TRY IT
Repeat the data precisely as given.

DATA SHOWN
= = = = = = =

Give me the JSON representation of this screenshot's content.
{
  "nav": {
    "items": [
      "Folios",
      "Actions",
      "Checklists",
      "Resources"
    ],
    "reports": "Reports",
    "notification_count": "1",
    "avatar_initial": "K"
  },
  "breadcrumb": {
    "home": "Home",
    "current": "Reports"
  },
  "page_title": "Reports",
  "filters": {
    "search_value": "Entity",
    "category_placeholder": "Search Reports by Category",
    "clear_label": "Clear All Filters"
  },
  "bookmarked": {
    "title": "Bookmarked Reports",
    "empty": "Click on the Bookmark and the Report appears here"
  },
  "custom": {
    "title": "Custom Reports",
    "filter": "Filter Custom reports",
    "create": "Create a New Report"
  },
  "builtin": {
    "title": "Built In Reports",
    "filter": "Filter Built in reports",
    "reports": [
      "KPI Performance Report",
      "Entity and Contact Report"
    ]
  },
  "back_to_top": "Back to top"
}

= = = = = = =

SOLUTION FOR THIS PROBLEM
Give me the JSON representation of this screenshot's content.
{
  "nav": {
    "items": [
      "Folios",
      "Actions",
      "Checklists",
      "Resources"
    ],
    "reports": "Reports",
    "notification_count": "1",
    "avatar_initial": "K"
  },
  "breadcrumb": {
    "home": "Home",
    "current": "Reports"
  },
  "page_title": "Reports",
  "filters": {
    "search_value": "Entity",
    "category_placeholder": "Search Reports by Category",
    "clear_label": "Clear All Filters"
  },
  "bookmarked": {
    "title": "Bookmarked Reports",
    "empty": "Click on the Bookmark and the Report appears here"
  },
  "custom": {
    "title": "Custom Reports",
    "filter": "Filter Custom reports",
    "create": "Create a New Report"
  },
  "builtin": {
    "title": "Built In Reports",
    "filter": "Filter Built in reports",
    "reports": [
      "KPI Performance Report",
      "Entity and Contact Report"
    ]
  },
  "back_to_top": "Back to top"
}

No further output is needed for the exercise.